▸ REQUIREMENT: Output the entries as they appear, skipping images.

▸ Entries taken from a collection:
++++

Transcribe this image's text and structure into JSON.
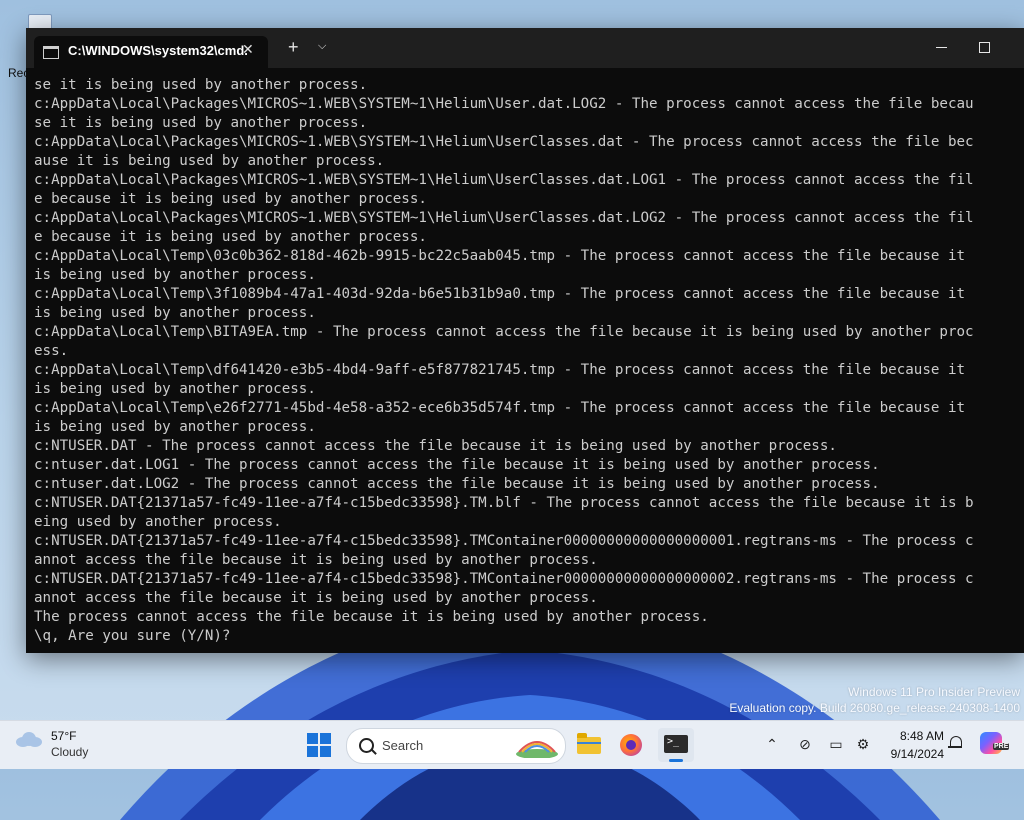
{
  "desktop": {
    "icon_label": "Rec",
    "watermark": [
      "Windows 11 Pro Insider Preview",
      "Evaluation copy. Build 26080.ge_release.240308-1400"
    ]
  },
  "terminal": {
    "tab_title": "C:\\WINDOWS\\system32\\cmd.",
    "tab_close": "✕",
    "new_tab": "+",
    "tab_menu": "⌵",
    "lines": [
      "se it is being used by another process.",
      "c:AppData\\Local\\Packages\\MICROS~1.WEB\\SYSTEM~1\\Helium\\User.dat.LOG2 - The process cannot access the file becau",
      "se it is being used by another process.",
      "c:AppData\\Local\\Packages\\MICROS~1.WEB\\SYSTEM~1\\Helium\\UserClasses.dat - The process cannot access the file bec",
      "ause it is being used by another process.",
      "c:AppData\\Local\\Packages\\MICROS~1.WEB\\SYSTEM~1\\Helium\\UserClasses.dat.LOG1 - The process cannot access the fil",
      "e because it is being used by another process.",
      "c:AppData\\Local\\Packages\\MICROS~1.WEB\\SYSTEM~1\\Helium\\UserClasses.dat.LOG2 - The process cannot access the fil",
      "e because it is being used by another process.",
      "c:AppData\\Local\\Temp\\03c0b362-818d-462b-9915-bc22c5aab045.tmp - The process cannot access the file because it",
      "is being used by another process.",
      "c:AppData\\Local\\Temp\\3f1089b4-47a1-403d-92da-b6e51b31b9a0.tmp - The process cannot access the file because it",
      "is being used by another process.",
      "c:AppData\\Local\\Temp\\BITA9EA.tmp - The process cannot access the file because it is being used by another proc",
      "ess.",
      "c:AppData\\Local\\Temp\\df641420-e3b5-4bd4-9aff-e5f877821745.tmp - The process cannot access the file because it",
      "is being used by another process.",
      "c:AppData\\Local\\Temp\\e26f2771-45bd-4e58-a352-ece6b35d574f.tmp - The process cannot access the file because it",
      "is being used by another process.",
      "c:NTUSER.DAT - The process cannot access the file because it is being used by another process.",
      "c:ntuser.dat.LOG1 - The process cannot access the file because it is being used by another process.",
      "c:ntuser.dat.LOG2 - The process cannot access the file because it is being used by another process.",
      "c:NTUSER.DAT{21371a57-fc49-11ee-a7f4-c15bedc33598}.TM.blf - The process cannot access the file because it is b",
      "eing used by another process.",
      "c:NTUSER.DAT{21371a57-fc49-11ee-a7f4-c15bedc33598}.TMContainer00000000000000000001.regtrans-ms - The process c",
      "annot access the file because it is being used by another process.",
      "c:NTUSER.DAT{21371a57-fc49-11ee-a7f4-c15bedc33598}.TMContainer00000000000000000002.regtrans-ms - The process c",
      "annot access the file because it is being used by another process.",
      "The process cannot access the file because it is being used by another process.",
      "\\q, Are you sure (Y/N)?"
    ]
  },
  "taskbar": {
    "weather_temp": "57°F",
    "weather_cond": "Cloudy",
    "search_placeholder": "Search",
    "time": "8:48 AM",
    "date": "9/14/2024",
    "copilot_badge": "PRE",
    "tray_icons": [
      "chevron-up-icon",
      "network-off-icon",
      "display-icon",
      "accessibility-icon",
      "language-icon"
    ]
  }
}
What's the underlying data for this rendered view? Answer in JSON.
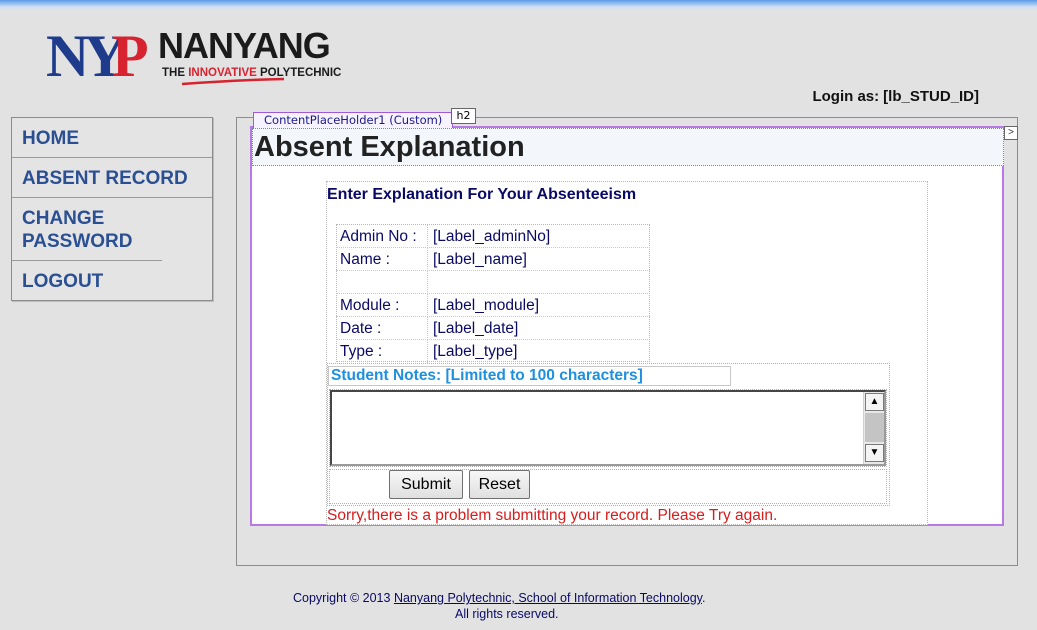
{
  "logo": {
    "mark": "NYP",
    "name": "NANYANG",
    "tagline_prefix": "THE ",
    "tagline_highlight": "INNOVATIVE",
    "tagline_suffix": " POLYTECHNIC",
    "colors": {
      "navy": "#1f3c8c",
      "red": "#d7232f"
    }
  },
  "header": {
    "login_label": "Login as:",
    "login_value": "[lb_STUD_ID]"
  },
  "sidebar": {
    "items": [
      {
        "label": "HOME"
      },
      {
        "label": "ABSENT RECORD"
      },
      {
        "label": "CHANGE PASSWORD"
      },
      {
        "label": "LOGOUT"
      }
    ]
  },
  "designer": {
    "placeholder_tab": "ContentPlaceHolder1 (Custom)",
    "heading_tag": "h2",
    "expand_glyph": ">"
  },
  "main": {
    "title": "Absent Explanation",
    "form_title": "Enter Explanation For Your Absenteeism",
    "info": [
      {
        "label": "Admin No :",
        "value": "[Label_adminNo]"
      },
      {
        "label": "Name :",
        "value": "[Label_name]"
      },
      {
        "label": "",
        "value": ""
      },
      {
        "label": "Module :",
        "value": "[Label_module]"
      },
      {
        "label": "Date :",
        "value": "[Label_date]"
      },
      {
        "label": "Type :",
        "value": "[Label_type]"
      }
    ],
    "notes_label": "Student Notes:  [Limited to 100 characters]",
    "notes_value": "",
    "submit_label": "Submit",
    "reset_label": "Reset",
    "error_message": "Sorry,there is a problem submitting your record. Please Try again."
  },
  "footer": {
    "copyright_prefix": "Copyright © 2013 ",
    "link_text": "Nanyang Polytechnic, School of Information Technology",
    "suffix": ".",
    "line2": "All rights reserved."
  }
}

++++

▸ FINAL ANSWER:
Transcribe this image's text and structure into JSON.
{
  "desktop": {
    "icon_label": "Rec",
    "watermark": [
      "Windows 11 Pro Insider Preview",
      "Evaluation copy. Build 26080.ge_release.240308-1400"
    ]
  },
  "terminal": {
    "tab_title": "C:\\WINDOWS\\system32\\cmd.",
    "tab_close": "✕",
    "new_tab": "+",
    "tab_menu": "⌵",
    "lines": [
      "se it is being used by another process.",
      "c:AppData\\Local\\Packages\\MICROS~1.WEB\\SYSTEM~1\\Helium\\User.dat.LOG2 - The process cannot access the file becau",
      "se it is being used by another process.",
      "c:AppData\\Local\\Packages\\MICROS~1.WEB\\SYSTEM~1\\Helium\\UserClasses.dat - The process cannot access the file bec",
      "ause it is being used by another process.",
      "c:AppData\\Local\\Packages\\MICROS~1.WEB\\SYSTEM~1\\Helium\\UserClasses.dat.LOG1 - The process cannot access the fil",
      "e because it is being used by another process.",
      "c:AppData\\Local\\Packages\\MICROS~1.WEB\\SYSTEM~1\\Helium\\UserClasses.dat.LOG2 - The process cannot access the fil",
      "e because it is being used by another process.",
      "c:AppData\\Local\\Temp\\03c0b362-818d-462b-9915-bc22c5aab045.tmp - The process cannot access the file because it",
      "is being used by another process.",
      "c:AppData\\Local\\Temp\\3f1089b4-47a1-403d-92da-b6e51b31b9a0.tmp - The process cannot access the file because it",
      "is being used by another process.",
      "c:AppData\\Local\\Temp\\BITA9EA.tmp - The process cannot access the file because it is being used by another proc",
      "ess.",
      "c:AppData\\Local\\Temp\\df641420-e3b5-4bd4-9aff-e5f877821745.tmp - The process cannot access the file because it",
      "is being used by another process.",
      "c:AppData\\Local\\Temp\\e26f2771-45bd-4e58-a352-ece6b35d574f.tmp - The process cannot access the file because it",
      "is being used by another process.",
      "c:NTUSER.DAT - The process cannot access the file because it is being used by another process.",
      "c:ntuser.dat.LOG1 - The process cannot access the file because it is being used by another process.",
      "c:ntuser.dat.LOG2 - The process cannot access the file because it is being used by another process.",
      "c:NTUSER.DAT{21371a57-fc49-11ee-a7f4-c15bedc33598}.TM.blf - The process cannot access the file because it is b",
      "eing used by another process.",
      "c:NTUSER.DAT{21371a57-fc49-11ee-a7f4-c15bedc33598}.TMContainer00000000000000000001.regtrans-ms - The process c",
      "annot access the file because it is being used by another process.",
      "c:NTUSER.DAT{21371a57-fc49-11ee-a7f4-c15bedc33598}.TMContainer00000000000000000002.regtrans-ms - The process c",
      "annot access the file because it is being used by another process.",
      "The process cannot access the file because it is being used by another process.",
      "\\q, Are you sure (Y/N)?"
    ]
  },
  "taskbar": {
    "weather_temp": "57°F",
    "weather_cond": "Cloudy",
    "search_placeholder": "Search",
    "time": "8:48 AM",
    "date": "9/14/2024",
    "copilot_badge": "PRE",
    "tray_icons": [
      "chevron-up-icon",
      "network-off-icon",
      "display-icon",
      "accessibility-icon",
      "language-icon"
    ]
  }
}
What's the underlying data for this rendered view? Answer in JSON.
{
  "logo": {
    "mark": "NYP",
    "name": "NANYANG",
    "tagline_prefix": "THE ",
    "tagline_highlight": "INNOVATIVE",
    "tagline_suffix": " POLYTECHNIC",
    "colors": {
      "navy": "#1f3c8c",
      "red": "#d7232f"
    }
  },
  "header": {
    "login_label": "Login as:",
    "login_value": "[lb_STUD_ID]"
  },
  "sidebar": {
    "items": [
      {
        "label": "HOME"
      },
      {
        "label": "ABSENT RECORD"
      },
      {
        "label": "CHANGE PASSWORD"
      },
      {
        "label": "LOGOUT"
      }
    ]
  },
  "designer": {
    "placeholder_tab": "ContentPlaceHolder1 (Custom)",
    "heading_tag": "h2",
    "expand_glyph": ">"
  },
  "main": {
    "title": "Absent Explanation",
    "form_title": "Enter Explanation For Your Absenteeism",
    "info": [
      {
        "label": "Admin No :",
        "value": "[Label_adminNo]"
      },
      {
        "label": "Name :",
        "value": "[Label_name]"
      },
      {
        "label": "",
        "value": ""
      },
      {
        "label": "Module :",
        "value": "[Label_module]"
      },
      {
        "label": "Date :",
        "value": "[Label_date]"
      },
      {
        "label": "Type :",
        "value": "[Label_type]"
      }
    ],
    "notes_label": "Student Notes:  [Limited to 100 characters]",
    "notes_value": "",
    "submit_label": "Submit",
    "reset_label": "Reset",
    "error_message": "Sorry,there is a problem submitting your record. Please Try again."
  },
  "footer": {
    "copyright_prefix": "Copyright © 2013 ",
    "link_text": "Nanyang Polytechnic, School of Information Technology",
    "suffix": ".",
    "line2": "All rights reserved."
  }
}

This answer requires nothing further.